### AIM OF THE EXERCISE
Where the data below has the string "DSGVO", return the whole line.

(Component data from apps and pages)
━━━━━━━━━━━━━━━━━━━━

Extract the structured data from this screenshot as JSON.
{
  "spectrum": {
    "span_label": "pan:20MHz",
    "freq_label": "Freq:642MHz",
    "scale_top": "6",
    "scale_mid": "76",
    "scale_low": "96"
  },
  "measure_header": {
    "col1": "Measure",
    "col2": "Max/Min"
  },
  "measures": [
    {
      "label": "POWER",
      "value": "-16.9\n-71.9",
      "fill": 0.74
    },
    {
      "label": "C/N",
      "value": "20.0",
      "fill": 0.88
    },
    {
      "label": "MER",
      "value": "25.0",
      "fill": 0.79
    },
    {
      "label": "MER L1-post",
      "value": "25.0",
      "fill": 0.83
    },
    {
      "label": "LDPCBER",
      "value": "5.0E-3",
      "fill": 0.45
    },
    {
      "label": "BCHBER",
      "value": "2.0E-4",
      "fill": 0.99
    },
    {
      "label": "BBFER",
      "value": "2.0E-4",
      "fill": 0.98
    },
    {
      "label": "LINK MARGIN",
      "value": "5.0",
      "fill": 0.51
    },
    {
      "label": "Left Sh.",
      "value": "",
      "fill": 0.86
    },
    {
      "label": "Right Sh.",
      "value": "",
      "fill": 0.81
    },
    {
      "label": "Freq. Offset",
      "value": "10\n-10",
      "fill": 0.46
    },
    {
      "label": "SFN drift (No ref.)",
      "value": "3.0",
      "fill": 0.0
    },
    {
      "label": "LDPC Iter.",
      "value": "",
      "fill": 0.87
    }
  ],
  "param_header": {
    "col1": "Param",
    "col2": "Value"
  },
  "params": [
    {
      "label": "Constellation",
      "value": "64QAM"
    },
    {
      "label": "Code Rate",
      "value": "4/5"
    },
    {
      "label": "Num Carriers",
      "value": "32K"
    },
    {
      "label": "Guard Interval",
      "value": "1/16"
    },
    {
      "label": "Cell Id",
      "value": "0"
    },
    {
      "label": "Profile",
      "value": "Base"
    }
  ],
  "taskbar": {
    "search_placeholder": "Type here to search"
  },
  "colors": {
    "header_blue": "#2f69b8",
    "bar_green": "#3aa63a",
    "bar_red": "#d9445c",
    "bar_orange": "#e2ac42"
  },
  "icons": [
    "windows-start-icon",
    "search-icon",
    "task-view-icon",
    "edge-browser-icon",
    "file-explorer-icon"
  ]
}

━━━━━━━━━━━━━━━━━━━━

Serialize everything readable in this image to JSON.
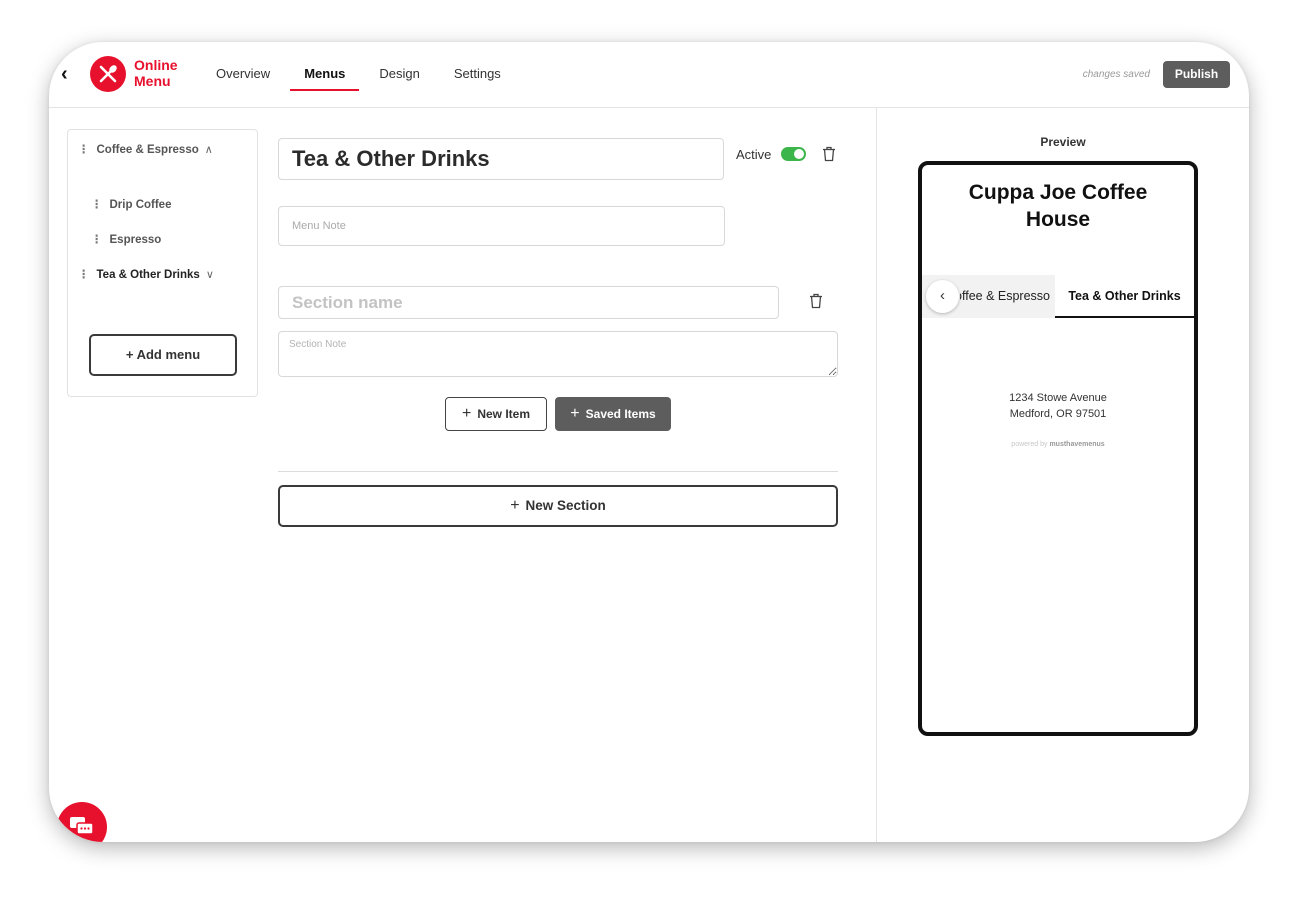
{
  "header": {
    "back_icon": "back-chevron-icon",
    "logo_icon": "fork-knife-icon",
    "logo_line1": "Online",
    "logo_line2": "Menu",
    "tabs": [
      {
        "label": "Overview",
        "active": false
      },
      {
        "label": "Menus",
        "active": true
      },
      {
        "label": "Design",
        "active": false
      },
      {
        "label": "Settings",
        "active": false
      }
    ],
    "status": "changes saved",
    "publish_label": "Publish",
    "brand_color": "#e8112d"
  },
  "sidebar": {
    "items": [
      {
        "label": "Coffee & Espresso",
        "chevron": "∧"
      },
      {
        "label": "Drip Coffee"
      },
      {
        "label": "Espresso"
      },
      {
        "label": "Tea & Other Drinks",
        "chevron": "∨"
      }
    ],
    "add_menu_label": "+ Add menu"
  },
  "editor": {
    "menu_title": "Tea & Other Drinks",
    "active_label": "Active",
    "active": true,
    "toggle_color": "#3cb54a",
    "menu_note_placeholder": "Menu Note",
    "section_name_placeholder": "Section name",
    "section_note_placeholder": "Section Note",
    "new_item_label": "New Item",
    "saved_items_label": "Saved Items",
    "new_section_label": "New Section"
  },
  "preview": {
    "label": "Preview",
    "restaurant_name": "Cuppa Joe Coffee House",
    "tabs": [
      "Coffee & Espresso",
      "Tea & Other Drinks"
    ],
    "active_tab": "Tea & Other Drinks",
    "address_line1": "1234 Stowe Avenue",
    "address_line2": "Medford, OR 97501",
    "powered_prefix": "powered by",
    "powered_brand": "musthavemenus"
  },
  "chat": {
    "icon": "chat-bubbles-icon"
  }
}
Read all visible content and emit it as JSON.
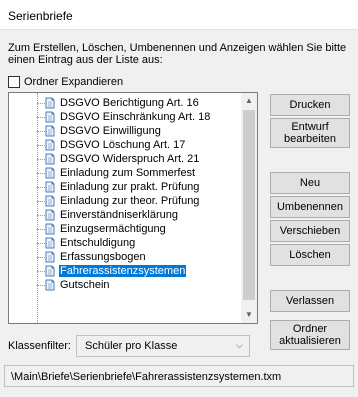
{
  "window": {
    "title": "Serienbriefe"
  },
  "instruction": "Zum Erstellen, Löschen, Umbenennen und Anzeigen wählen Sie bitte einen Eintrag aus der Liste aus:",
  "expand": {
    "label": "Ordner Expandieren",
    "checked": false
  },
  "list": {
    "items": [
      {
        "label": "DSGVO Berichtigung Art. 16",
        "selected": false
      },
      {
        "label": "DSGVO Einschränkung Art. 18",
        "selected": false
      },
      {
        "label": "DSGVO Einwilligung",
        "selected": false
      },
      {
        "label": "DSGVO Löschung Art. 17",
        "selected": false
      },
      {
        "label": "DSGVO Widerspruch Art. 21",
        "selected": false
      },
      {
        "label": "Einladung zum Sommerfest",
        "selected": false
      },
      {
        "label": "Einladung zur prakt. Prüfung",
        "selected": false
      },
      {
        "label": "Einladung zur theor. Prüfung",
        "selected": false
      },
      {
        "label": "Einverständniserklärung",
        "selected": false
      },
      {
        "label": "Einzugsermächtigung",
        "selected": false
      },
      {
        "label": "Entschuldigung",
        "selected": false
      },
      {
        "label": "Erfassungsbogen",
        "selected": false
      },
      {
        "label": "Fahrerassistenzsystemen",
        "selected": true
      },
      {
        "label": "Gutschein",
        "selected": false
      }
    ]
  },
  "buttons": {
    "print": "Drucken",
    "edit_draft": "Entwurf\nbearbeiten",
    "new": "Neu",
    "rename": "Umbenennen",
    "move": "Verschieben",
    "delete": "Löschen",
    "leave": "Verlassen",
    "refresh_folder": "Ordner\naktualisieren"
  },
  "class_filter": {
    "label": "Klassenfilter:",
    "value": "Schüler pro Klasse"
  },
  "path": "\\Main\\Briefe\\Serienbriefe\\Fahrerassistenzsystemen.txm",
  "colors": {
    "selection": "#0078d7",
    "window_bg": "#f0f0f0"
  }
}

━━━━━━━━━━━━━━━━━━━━

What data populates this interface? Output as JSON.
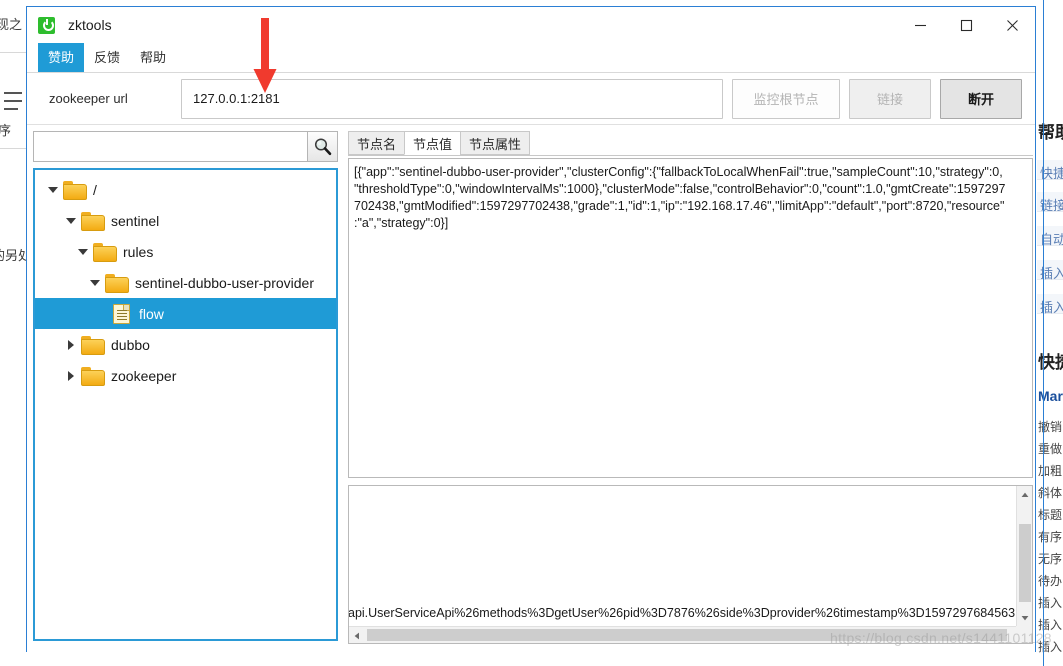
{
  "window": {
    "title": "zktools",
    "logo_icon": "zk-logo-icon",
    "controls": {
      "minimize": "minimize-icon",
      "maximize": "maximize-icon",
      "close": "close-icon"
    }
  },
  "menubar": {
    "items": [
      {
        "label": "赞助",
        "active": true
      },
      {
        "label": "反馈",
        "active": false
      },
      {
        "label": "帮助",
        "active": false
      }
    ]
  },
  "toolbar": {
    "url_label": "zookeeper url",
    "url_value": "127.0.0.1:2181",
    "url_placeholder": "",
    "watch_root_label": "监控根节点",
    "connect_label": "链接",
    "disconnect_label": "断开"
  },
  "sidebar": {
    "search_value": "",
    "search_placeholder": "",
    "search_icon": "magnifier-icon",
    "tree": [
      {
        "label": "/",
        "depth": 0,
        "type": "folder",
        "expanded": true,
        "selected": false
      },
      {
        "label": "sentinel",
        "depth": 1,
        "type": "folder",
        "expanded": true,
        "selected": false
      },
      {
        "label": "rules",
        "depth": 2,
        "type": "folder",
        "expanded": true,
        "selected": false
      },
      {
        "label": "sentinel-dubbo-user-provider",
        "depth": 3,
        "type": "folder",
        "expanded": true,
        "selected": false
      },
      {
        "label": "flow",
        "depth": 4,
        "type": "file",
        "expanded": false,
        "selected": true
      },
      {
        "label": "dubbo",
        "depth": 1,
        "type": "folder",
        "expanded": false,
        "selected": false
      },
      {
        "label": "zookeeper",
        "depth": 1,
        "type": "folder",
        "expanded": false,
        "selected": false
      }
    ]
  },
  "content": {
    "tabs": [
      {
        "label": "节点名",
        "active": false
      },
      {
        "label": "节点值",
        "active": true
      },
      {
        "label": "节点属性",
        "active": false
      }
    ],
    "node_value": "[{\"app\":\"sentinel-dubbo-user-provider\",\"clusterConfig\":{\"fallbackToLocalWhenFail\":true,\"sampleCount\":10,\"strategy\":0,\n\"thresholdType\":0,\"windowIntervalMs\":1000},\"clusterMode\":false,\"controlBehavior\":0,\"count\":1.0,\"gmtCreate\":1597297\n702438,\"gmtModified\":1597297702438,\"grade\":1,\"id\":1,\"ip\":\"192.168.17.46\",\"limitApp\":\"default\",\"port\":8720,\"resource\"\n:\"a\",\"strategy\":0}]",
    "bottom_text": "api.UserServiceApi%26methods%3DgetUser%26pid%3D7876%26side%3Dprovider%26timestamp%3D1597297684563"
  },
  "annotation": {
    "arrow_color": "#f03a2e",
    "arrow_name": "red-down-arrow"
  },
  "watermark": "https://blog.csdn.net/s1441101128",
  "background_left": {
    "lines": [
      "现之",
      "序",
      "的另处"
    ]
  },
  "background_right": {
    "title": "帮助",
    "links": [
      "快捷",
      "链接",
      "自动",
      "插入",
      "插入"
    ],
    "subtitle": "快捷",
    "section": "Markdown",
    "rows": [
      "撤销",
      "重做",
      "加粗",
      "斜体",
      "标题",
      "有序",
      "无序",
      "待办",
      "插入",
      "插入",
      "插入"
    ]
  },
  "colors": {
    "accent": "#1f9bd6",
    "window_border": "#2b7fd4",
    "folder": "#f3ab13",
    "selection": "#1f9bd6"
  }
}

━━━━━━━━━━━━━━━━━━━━

### ANSWER SECTION
        "label": "DSGVO Berichtigung Art. 16",
        "label": "DSGVO Einschränkung Art. 18",
        "label": "DSGVO Einwilligung",
        "label": "DSGVO Löschung Art. 17",
        "label": "DSGVO Widerspruch Art. 21",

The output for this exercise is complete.